Governors Highlight Budget Surpluses, Share Ideas
By Gene Gibbons
ST. LOUIS, Missouri -- A golden era reigns for America's 50 state governors, most of whom are in St. Louis this week to share ideas and do some politicking at the 91st annual meeting of the National Governors' Association. The four-day meeting, which opened Saturday, comes at a time when state budget surpluses are at record levels.
This has allowed the governors to enjoy the best of all political worlds, a world of expanding services and shrinking taxes. For example, Utah Republican Governor Mike Leavitt, the incoming chairman of the NGA, presides over a state whose budget has nearly doubled in the last six years. But even as spending has risen in Utah, taxes have been cut by $1 billion.
The fantastic fiscal picture is only part of the story. At the same time, the political power of the governors is on the rise because of the current emphasis on devolution, which gives states more control of government programs, and the partisan gridlock in Washington, D.C.
If the governors needed any more reason for celebration, they got it at their first plenary session on Sunday, when both President Clinton and Oklahoma Senator Don Nickles promised to oppose any Congressional effort to reduce the amount of federal money available to the states for welfare benefits and child health care.
Largely because of the booming economy, unspent block grant funds for these programs total billions of dollars, and some members of Congress, including powerful Texas Republican Tom Delay, have been making noises about reclaiming some of the money.
"I can tell you at least from one senator, and I believe I speak for all Republicans, that's not going to happen," said Nickles, a member of the U.S. Senate Republican leadership.
Democrat Clinton, who was himself a governor (of Arkansas) for 12 years, said he too was against a federal raid on the unspent block grant money. But during a whirlwind visit with his former colleagues, the President coupled his statement with a thinly veiled warning that the governors should join him in opposing a 10 year, $792 billion Congressional Republican tax cut plan if they want to avoid the kind of federal budget pressure that would make a raid on state treasuries more likely.

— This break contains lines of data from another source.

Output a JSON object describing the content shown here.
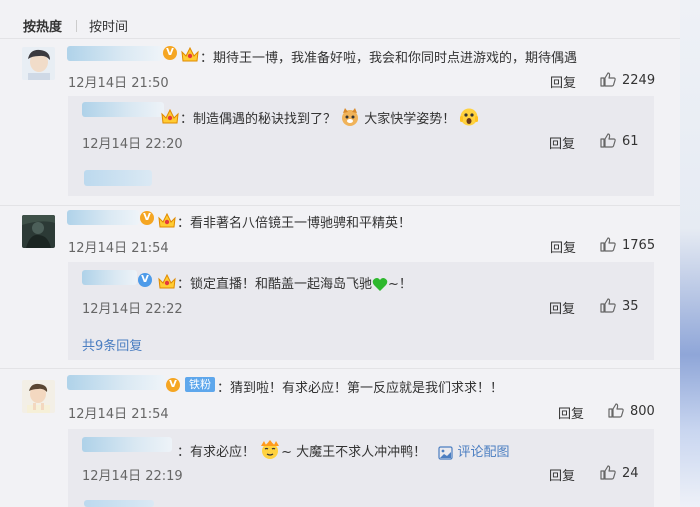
{
  "sort": {
    "hot": "按热度",
    "time": "按时间"
  },
  "comments": [
    {
      "text": "：期待王一博，我准备好啦，我会和你同时点进游戏的，期待偶遇",
      "time": "12月14日 21:50",
      "reply": "回复",
      "likes": "2249",
      "sub": {
        "text_a": "：制造偶遇的秘诀找到了？",
        "text_b": "大家快学姿势！",
        "time": "12月14日 22:20",
        "reply": "回复",
        "likes": "61"
      }
    },
    {
      "text": "：看非著名八倍镜王一博驰骋和平精英！",
      "time": "12月14日 21:54",
      "reply": "回复",
      "likes": "1765",
      "sub": {
        "text_a": "：锁定直播！和酷盖一起海岛飞驰",
        "text_b": "~！",
        "time": "12月14日 22:22",
        "reply": "回复",
        "likes": "35"
      },
      "more": "共9条回复"
    },
    {
      "fan_badge": "铁粉",
      "text": "：猜到啦！有求必应！第一反应就是我们求求！！",
      "time": "12月14日 21:54",
      "reply": "回复",
      "likes": "800",
      "sub": {
        "text_a": "：有求必应！",
        "text_b": "~ 大魔王不求人冲冲鸭！",
        "pic_link": "评论配图",
        "time": "12月14日 22:19",
        "reply": "回复",
        "likes": "24"
      }
    }
  ]
}
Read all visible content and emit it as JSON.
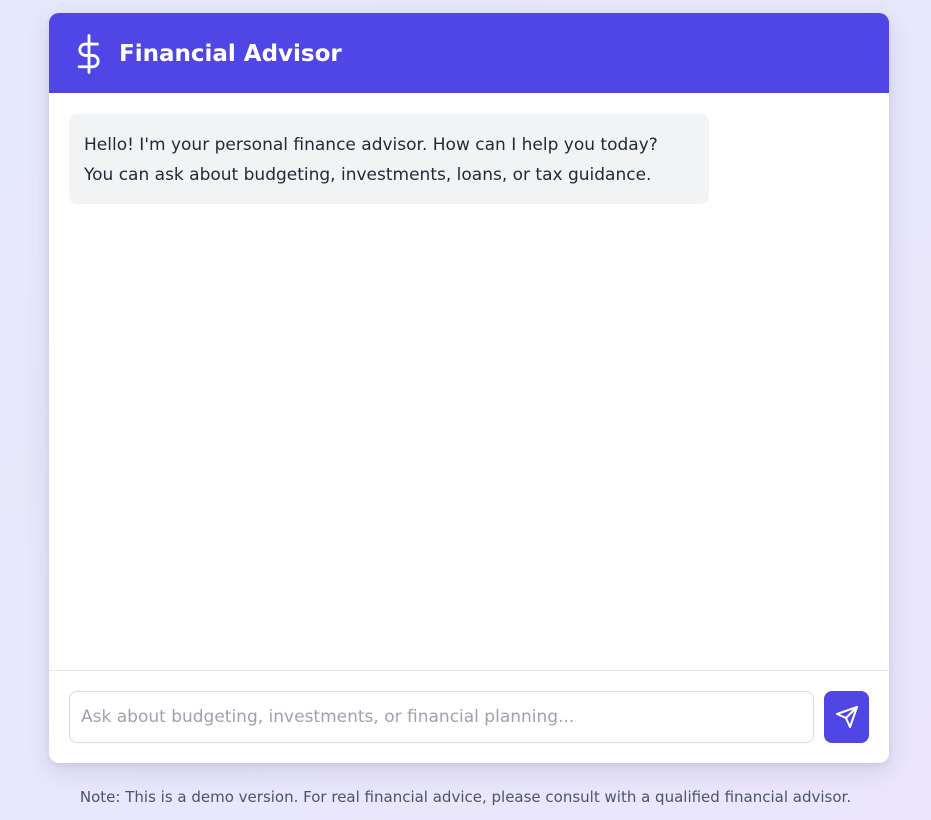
{
  "header": {
    "icon": "dollar-sign-icon",
    "title": "Financial Advisor"
  },
  "messages": [
    {
      "role": "assistant",
      "lines": [
        "Hello! I'm your personal finance advisor. How can I help you today?",
        "You can ask about budgeting, investments, loans, or tax guidance."
      ]
    }
  ],
  "composer": {
    "value": "",
    "placeholder": "Ask about budgeting, investments, or financial planning...",
    "send_icon": "send-icon"
  },
  "footer": {
    "note": "Note: This is a demo version. For real financial advice, please consult with a qualified financial advisor."
  },
  "colors": {
    "accent": "#4f46e5",
    "assistant_bubble": "#f1f3f5",
    "page_background": "#e8e7fb"
  }
}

Bipartisan assurances from Clinton and Nickles on the funding issue notwithstanding, the governors planned to adopt a resolution before leaving here Tuesday that puts them firmly on record against a welfare or child health care funding giveback.
They were also spending a great deal of time comparing notes on how to raise student achievement levels in public schools. Improving education is the centerpiece issue of the governors' conference.
President Clinton was mildly critical of the pace at which children of the working poor are being enrolled in CHIPs, a health insurance program for kids whose families are just above the poverty level and thus ineligible for Medicaid. About 1.3 million children have been enrolled in the program so far.
"There's money out there for 4 to 5 times that many children to get health insurance," Clinton said. "I think we need to do more to support the outreach."
Governor Leavitt, who will lead the NGA for the next year, took exception to Clinton's criticism of the outreach efforts.
"It has been a resounding success and for the President to suggest otherwise I think would be more political than substance," he said.
The governors of Texas and Florida, brothers George and Jeb Bush, were among the absentees at the NGA meeting, making Minnesota Governor Jesse Ventura the only megawatt political celebrity at the gathering.
Several celebrities from the world of sports were joining the governors Monday morning to honor athletes age 7-12 from 34 states who are taking part in the inaugural State Games of America. The competition took place over the weekend and concludes Monday.
The sports stars scheduled to help honor the youngsters included baseball greats Ozzie Smith, Lou Brock and Stan Musial, and football star Jackie Smith.